*PROBLEM DESCRIPTION*. Read the records that follow and state how many lines hold "file", adding nothing else.

Records from a collection

================

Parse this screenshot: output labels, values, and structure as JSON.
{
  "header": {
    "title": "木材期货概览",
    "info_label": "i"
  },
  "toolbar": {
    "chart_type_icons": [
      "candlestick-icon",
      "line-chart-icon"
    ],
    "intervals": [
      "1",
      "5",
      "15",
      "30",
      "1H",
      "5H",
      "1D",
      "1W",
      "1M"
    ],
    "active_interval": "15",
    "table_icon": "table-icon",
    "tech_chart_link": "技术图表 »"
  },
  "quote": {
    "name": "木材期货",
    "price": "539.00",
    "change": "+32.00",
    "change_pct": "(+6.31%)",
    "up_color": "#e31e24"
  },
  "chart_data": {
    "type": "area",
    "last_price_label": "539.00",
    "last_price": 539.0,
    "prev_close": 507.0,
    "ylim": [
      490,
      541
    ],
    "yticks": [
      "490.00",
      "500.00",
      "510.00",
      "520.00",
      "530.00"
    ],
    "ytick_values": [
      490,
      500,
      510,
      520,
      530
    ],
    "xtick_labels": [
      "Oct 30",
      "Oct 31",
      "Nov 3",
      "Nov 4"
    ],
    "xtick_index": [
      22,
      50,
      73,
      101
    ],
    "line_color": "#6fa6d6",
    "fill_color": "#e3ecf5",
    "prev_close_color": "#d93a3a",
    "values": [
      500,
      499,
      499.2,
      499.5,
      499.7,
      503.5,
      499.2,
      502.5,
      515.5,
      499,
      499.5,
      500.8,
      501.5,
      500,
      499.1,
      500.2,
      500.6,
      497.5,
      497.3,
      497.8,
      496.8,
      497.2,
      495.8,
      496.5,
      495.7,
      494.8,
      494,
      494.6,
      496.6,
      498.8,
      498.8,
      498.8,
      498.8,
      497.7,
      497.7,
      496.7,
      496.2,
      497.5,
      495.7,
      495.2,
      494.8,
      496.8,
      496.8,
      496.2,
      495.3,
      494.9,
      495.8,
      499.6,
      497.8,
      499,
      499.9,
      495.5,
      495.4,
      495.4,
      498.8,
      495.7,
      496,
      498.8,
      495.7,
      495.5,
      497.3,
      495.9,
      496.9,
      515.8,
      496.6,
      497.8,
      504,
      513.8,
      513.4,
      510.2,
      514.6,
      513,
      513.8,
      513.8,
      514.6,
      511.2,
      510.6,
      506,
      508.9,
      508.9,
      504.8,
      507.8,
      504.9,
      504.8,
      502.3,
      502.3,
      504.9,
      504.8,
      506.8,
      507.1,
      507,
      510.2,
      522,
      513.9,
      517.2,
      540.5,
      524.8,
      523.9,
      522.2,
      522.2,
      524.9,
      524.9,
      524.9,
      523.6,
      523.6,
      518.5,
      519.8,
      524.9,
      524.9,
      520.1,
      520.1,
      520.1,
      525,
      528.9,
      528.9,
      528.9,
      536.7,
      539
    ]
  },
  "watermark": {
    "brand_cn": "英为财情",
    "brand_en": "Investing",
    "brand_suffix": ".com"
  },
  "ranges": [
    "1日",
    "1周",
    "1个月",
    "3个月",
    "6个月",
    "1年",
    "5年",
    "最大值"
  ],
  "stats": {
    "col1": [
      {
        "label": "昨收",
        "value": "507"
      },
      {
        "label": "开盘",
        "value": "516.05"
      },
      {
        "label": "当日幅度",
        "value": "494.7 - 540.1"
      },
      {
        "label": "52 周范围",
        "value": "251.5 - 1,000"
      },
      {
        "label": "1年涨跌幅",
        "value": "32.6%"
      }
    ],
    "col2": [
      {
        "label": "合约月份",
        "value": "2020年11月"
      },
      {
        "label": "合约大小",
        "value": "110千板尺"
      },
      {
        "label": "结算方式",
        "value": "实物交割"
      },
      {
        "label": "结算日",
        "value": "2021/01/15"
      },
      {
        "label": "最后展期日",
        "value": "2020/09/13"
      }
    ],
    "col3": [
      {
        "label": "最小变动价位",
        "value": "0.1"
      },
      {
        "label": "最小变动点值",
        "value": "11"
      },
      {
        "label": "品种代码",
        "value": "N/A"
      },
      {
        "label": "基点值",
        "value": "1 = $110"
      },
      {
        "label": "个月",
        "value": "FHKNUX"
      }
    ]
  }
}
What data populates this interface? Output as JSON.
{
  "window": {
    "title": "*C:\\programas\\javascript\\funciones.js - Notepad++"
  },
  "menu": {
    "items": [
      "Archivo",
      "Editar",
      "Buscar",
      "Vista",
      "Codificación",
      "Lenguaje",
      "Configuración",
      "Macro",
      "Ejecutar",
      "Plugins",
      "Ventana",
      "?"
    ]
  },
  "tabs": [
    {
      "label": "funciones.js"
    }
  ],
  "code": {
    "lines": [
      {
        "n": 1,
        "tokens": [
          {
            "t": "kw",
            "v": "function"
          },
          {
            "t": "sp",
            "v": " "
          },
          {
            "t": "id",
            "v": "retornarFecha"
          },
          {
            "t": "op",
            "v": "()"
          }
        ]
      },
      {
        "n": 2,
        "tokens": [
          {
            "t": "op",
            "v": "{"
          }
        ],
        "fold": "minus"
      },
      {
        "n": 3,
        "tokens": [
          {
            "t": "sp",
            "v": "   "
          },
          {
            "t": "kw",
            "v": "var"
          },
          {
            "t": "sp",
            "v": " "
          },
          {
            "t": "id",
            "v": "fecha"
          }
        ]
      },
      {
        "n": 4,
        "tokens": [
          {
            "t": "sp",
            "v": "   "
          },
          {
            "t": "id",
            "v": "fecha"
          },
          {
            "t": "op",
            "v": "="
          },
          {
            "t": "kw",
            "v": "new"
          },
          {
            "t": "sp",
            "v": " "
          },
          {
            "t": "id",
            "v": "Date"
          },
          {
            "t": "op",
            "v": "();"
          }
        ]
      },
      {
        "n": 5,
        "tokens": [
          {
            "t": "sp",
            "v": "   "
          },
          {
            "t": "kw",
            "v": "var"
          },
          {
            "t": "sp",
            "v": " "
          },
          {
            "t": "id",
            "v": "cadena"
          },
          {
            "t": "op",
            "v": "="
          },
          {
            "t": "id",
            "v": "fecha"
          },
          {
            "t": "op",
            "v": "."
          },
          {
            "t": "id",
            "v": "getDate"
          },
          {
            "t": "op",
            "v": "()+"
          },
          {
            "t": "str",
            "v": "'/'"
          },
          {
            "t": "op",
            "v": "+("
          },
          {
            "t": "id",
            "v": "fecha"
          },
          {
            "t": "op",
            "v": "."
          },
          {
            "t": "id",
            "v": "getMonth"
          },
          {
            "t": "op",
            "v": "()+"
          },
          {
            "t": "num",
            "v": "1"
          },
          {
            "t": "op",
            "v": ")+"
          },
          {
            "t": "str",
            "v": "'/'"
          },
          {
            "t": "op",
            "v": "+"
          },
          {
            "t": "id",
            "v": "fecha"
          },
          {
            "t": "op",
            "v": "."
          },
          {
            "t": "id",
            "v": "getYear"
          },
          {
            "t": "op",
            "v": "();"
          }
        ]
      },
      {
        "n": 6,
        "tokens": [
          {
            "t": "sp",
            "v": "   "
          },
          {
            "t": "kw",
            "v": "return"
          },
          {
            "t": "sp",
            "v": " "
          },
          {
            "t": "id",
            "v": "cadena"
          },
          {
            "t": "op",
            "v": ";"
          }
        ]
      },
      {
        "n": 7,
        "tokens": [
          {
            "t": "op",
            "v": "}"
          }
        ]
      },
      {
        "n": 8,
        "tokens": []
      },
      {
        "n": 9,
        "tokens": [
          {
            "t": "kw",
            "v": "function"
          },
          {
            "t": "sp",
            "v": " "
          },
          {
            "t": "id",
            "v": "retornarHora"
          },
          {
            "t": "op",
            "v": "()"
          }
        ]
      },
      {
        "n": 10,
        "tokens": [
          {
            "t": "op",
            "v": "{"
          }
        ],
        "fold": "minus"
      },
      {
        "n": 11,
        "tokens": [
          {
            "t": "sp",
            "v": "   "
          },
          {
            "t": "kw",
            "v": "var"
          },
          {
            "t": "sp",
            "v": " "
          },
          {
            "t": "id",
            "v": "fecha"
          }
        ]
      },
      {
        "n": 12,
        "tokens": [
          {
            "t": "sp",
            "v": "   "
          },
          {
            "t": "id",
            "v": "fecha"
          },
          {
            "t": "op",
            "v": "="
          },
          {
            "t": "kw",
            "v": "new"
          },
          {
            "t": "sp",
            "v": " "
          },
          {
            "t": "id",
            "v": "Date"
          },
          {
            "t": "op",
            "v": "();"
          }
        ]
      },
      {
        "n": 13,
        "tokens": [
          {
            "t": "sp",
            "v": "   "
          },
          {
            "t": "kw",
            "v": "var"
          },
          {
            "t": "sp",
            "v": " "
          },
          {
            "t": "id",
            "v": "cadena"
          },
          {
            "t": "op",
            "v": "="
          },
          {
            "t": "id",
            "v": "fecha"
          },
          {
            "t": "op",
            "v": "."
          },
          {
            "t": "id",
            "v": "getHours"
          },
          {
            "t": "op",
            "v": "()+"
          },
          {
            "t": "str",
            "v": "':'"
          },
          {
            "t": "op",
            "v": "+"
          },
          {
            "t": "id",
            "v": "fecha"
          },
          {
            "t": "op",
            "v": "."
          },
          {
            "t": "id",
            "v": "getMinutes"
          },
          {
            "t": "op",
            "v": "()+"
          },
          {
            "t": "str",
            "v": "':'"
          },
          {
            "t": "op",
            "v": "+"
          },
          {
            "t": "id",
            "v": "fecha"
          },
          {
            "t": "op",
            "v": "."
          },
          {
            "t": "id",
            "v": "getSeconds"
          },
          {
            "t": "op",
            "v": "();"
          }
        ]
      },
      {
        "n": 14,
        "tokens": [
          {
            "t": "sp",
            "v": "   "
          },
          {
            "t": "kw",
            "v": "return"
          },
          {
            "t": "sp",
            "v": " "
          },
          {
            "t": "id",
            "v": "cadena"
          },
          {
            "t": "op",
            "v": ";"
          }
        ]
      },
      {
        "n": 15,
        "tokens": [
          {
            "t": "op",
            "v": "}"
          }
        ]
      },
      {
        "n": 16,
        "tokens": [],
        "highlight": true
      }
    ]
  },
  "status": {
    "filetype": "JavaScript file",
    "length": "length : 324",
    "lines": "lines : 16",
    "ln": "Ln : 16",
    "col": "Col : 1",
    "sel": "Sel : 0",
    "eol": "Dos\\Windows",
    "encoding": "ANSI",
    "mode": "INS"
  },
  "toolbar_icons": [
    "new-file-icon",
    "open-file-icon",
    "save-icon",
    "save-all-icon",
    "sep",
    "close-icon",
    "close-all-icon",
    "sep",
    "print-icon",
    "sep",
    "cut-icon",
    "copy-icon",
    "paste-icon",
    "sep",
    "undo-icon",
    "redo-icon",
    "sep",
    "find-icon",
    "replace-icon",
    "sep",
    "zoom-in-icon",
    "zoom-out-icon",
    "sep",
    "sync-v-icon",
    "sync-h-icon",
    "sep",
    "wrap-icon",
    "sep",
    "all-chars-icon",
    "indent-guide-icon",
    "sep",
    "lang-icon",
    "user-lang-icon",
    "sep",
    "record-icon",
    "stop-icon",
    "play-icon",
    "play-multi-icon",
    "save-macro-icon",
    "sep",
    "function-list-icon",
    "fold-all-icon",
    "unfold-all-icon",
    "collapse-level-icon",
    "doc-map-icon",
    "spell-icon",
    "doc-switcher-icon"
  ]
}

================

*EXPECTED OUTPUT*. 3